Interface dataset entries:

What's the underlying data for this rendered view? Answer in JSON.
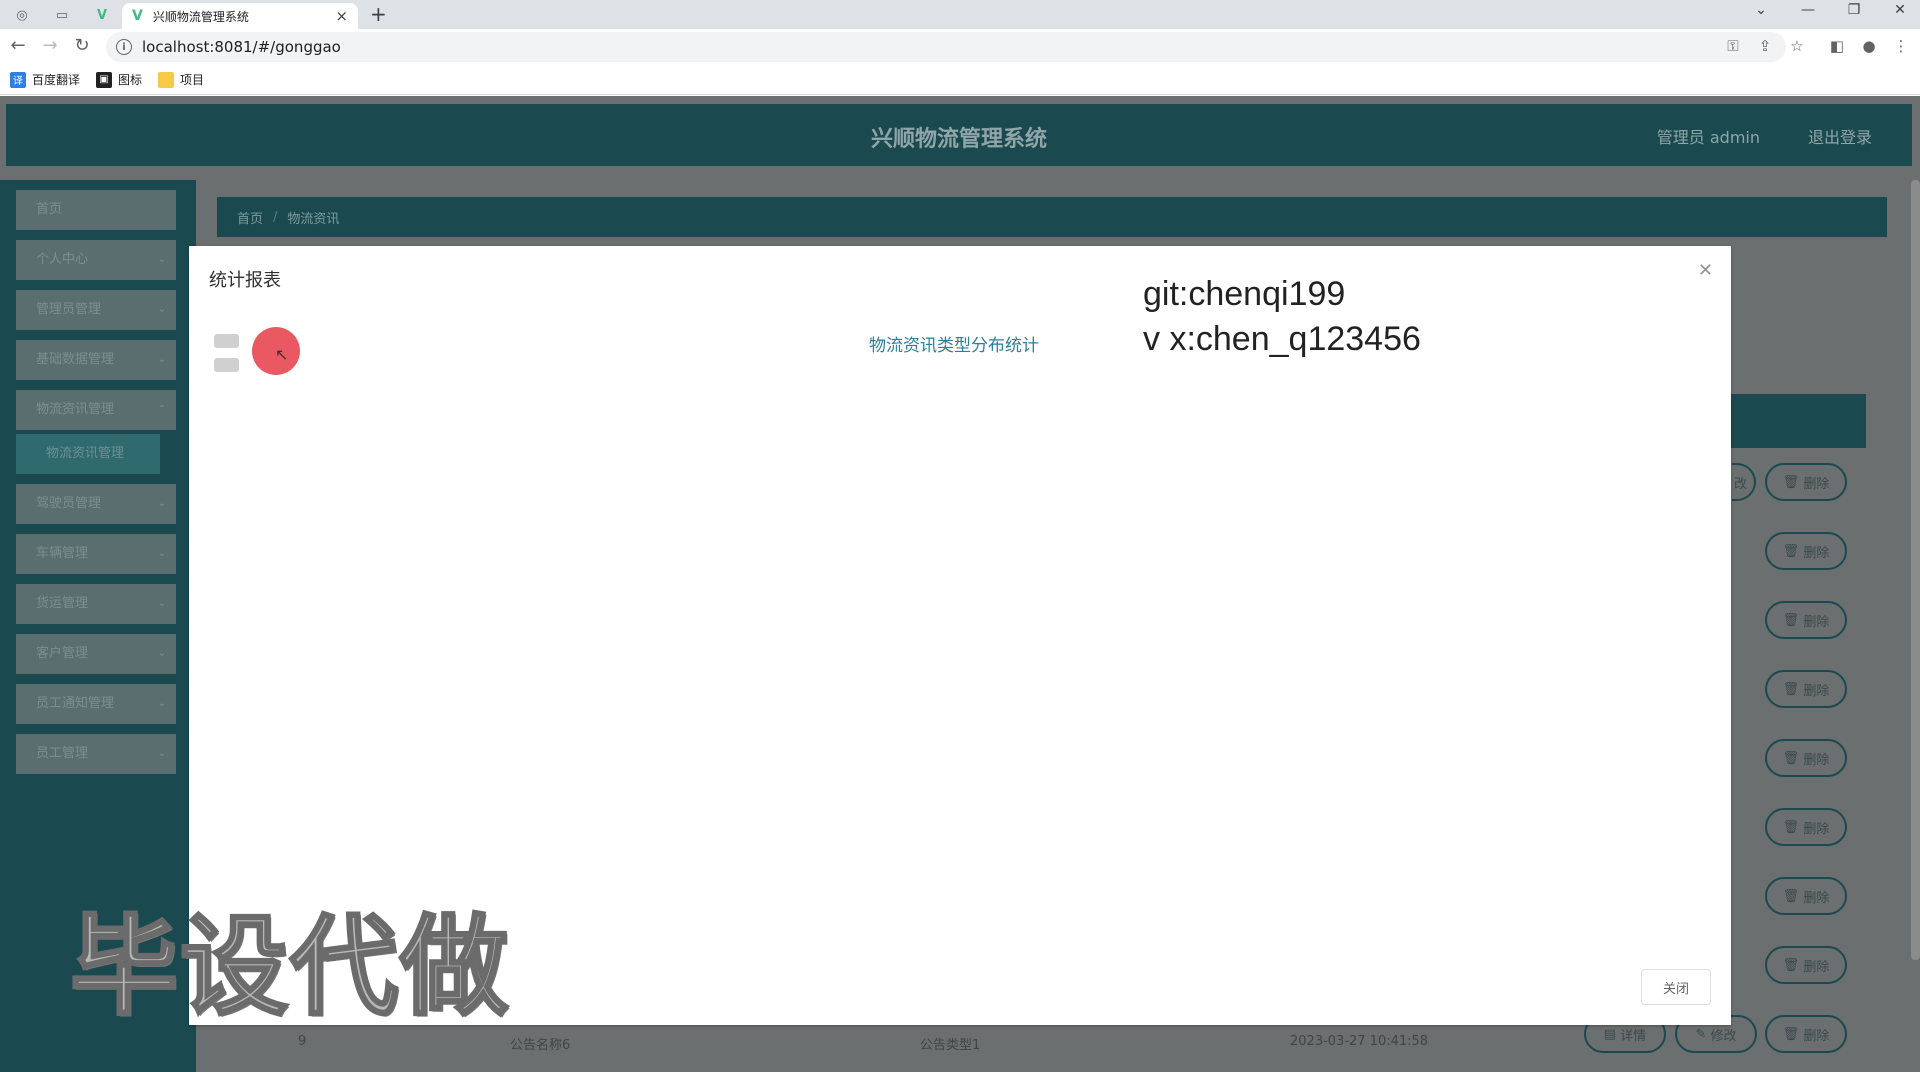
{
  "browser": {
    "tab_title": "兴顺物流管理系统",
    "url": "localhost:8081/#/gonggao",
    "bookmarks": [
      "百度翻译",
      "图标",
      "项目"
    ]
  },
  "app": {
    "title": "兴顺物流管理系统",
    "user": "管理员 admin",
    "logout": "退出登录"
  },
  "sidebar": {
    "items": [
      {
        "label": "首页"
      },
      {
        "label": "个人中心"
      },
      {
        "label": "管理员管理"
      },
      {
        "label": "基础数据管理"
      },
      {
        "label": "物流资讯管理"
      },
      {
        "label": "驾驶员管理"
      },
      {
        "label": "车辆管理"
      },
      {
        "label": "货运管理"
      },
      {
        "label": "客户管理"
      },
      {
        "label": "员工通知管理"
      },
      {
        "label": "员工管理"
      }
    ],
    "sub_item": "物流资讯管理"
  },
  "breadcrumb": {
    "home": "首页",
    "current": "物流资讯"
  },
  "table": {
    "row_buttons": {
      "detail": "详情",
      "edit": "修改",
      "delete": "删除"
    },
    "last_row": {
      "index": "9",
      "name": "公告名称6",
      "type": "公告类型1",
      "time": "2023-03-27 10:41:58"
    }
  },
  "modal": {
    "title": "统计报表",
    "chart_title": "物流资讯类型分布统计",
    "close_label": "关闭"
  },
  "overlay": {
    "line1": "git:chenqi199",
    "line2": "v x:chen_q123456",
    "big_text": "毕设代做"
  }
}
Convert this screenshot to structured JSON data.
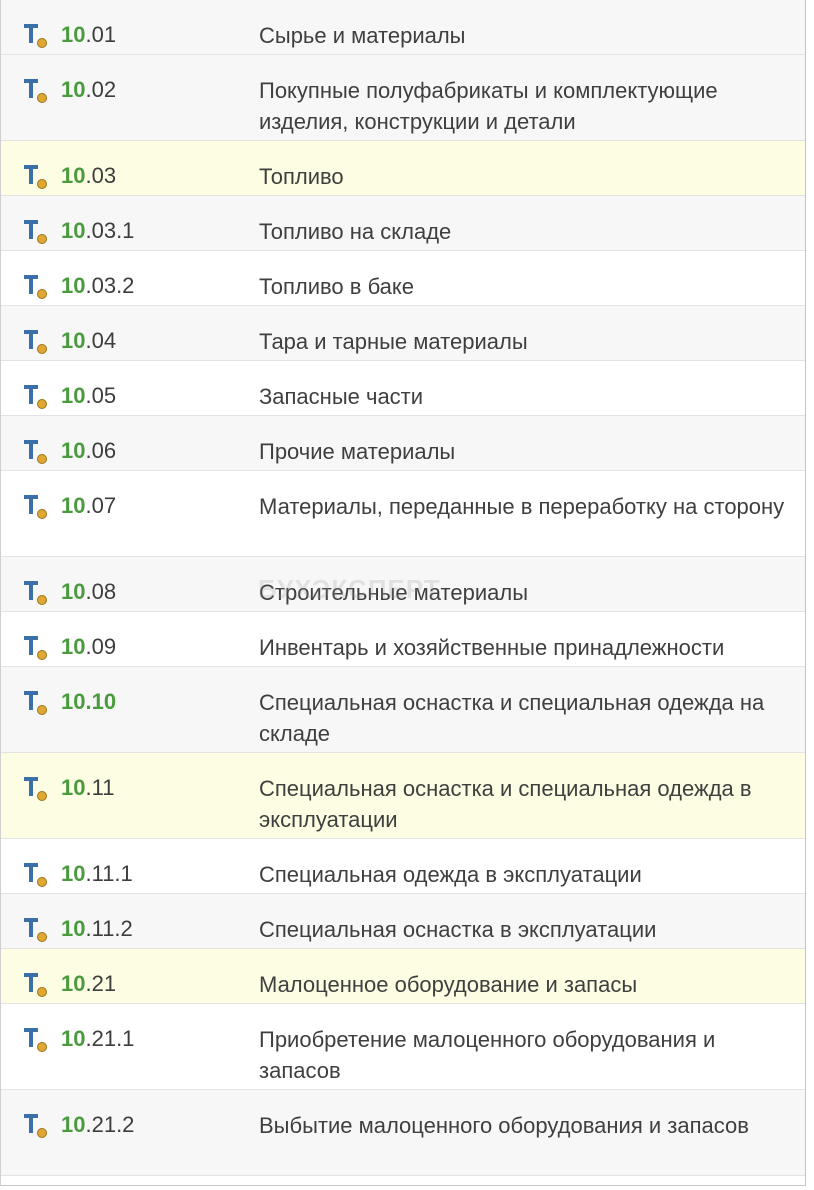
{
  "accounts": [
    {
      "major": "10",
      "minor": ".01",
      "name": "Сырье и материалы",
      "bg": "alt",
      "lines": 1
    },
    {
      "major": "10",
      "minor": ".02",
      "name": "Покупные полуфабрикаты и комплектующие изделия, конструкции и детали",
      "bg": "alt",
      "lines": 2
    },
    {
      "major": "10",
      "minor": ".03",
      "name": "Топливо",
      "bg": "hl",
      "lines": 1
    },
    {
      "major": "10",
      "minor": ".03.1",
      "name": "Топливо на складе",
      "bg": "alt",
      "lines": 1
    },
    {
      "major": "10",
      "minor": ".03.2",
      "name": "Топливо в баке",
      "bg": "plain",
      "lines": 1
    },
    {
      "major": "10",
      "minor": ".04",
      "name": "Тара и тарные материалы",
      "bg": "alt",
      "lines": 1
    },
    {
      "major": "10",
      "minor": ".05",
      "name": "Запасные части",
      "bg": "plain",
      "lines": 1
    },
    {
      "major": "10",
      "minor": ".06",
      "name": "Прочие материалы",
      "bg": "alt",
      "lines": 1
    },
    {
      "major": "10",
      "minor": ".07",
      "name": "Материалы, переданные в переработку на сторону",
      "bg": "plain",
      "lines": 2
    },
    {
      "major": "10",
      "minor": ".08",
      "name": "Строительные материалы",
      "bg": "alt",
      "lines": 1
    },
    {
      "major": "10",
      "minor": ".09",
      "name": "Инвентарь и хозяйственные принадлежности",
      "bg": "plain",
      "lines": 1
    },
    {
      "major": "10",
      "minor": ".10",
      "name": "Специальная оснастка и специальная одежда на складе",
      "bg": "alt",
      "lines": 2,
      "all_green": true
    },
    {
      "major": "10",
      "minor": ".11",
      "name": "Специальная оснастка и специальная одежда в эксплуатации",
      "bg": "hl",
      "lines": 2
    },
    {
      "major": "10",
      "minor": ".11.1",
      "name": "Специальная одежда в эксплуатации",
      "bg": "plain",
      "lines": 1
    },
    {
      "major": "10",
      "minor": ".11.2",
      "name": "Специальная оснастка в эксплуатации",
      "bg": "alt",
      "lines": 1
    },
    {
      "major": "10",
      "minor": ".21",
      "name": "Малоценное оборудование и запасы",
      "bg": "hl",
      "lines": 1
    },
    {
      "major": "10",
      "minor": ".21.1",
      "name": "Приобретение малоценного оборудования и запасов",
      "bg": "plain",
      "lines": 2
    },
    {
      "major": "10",
      "minor": ".21.2",
      "name": "Выбытие малоценного оборудования и запасов",
      "bg": "alt",
      "lines": 2
    }
  ],
  "watermark": "БУХЭКСПЕРТ",
  "icon": {
    "name": "account-type-icon",
    "letter_color": "#3a6fa8",
    "dot_color": "#e0a833"
  },
  "colors": {
    "code_major": "#4a9a3e",
    "highlight_row": "#fdfde3",
    "alt_row": "#f7f7f7"
  }
}
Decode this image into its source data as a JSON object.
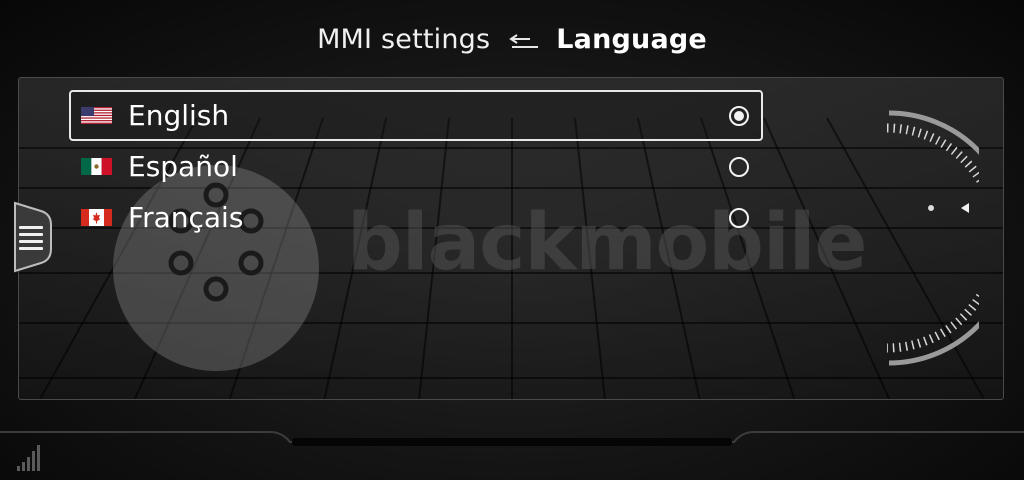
{
  "header": {
    "crumb": "MMI settings",
    "title": "Language",
    "back_icon": "return-arrow-icon"
  },
  "languages": [
    {
      "label": "English",
      "flag": "us-flag-icon",
      "selected": true
    },
    {
      "label": "Español",
      "flag": "mexico-flag-icon",
      "selected": false
    },
    {
      "label": "Français",
      "flag": "canada-flag-icon",
      "selected": false
    }
  ],
  "watermark": {
    "text": "blackmobile"
  },
  "side_menu": {
    "icon": "menu-lines-icon"
  },
  "status": {
    "signal_icon": "signal-bars-icon"
  },
  "colors": {
    "accent": "#f2f2f2",
    "background": "#0b0b0b",
    "panel_border": "#4a4a4a"
  }
}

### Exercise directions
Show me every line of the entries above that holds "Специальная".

### Task response
      "name": "Специальная оснастка и специальная одежда на складе",
      "name": "Специальная оснастка и специальная одежда в эксплуатации",
      "name": "Специальная одежда в эксплуатации",
      "name": "Специальная оснастка в эксплуатации",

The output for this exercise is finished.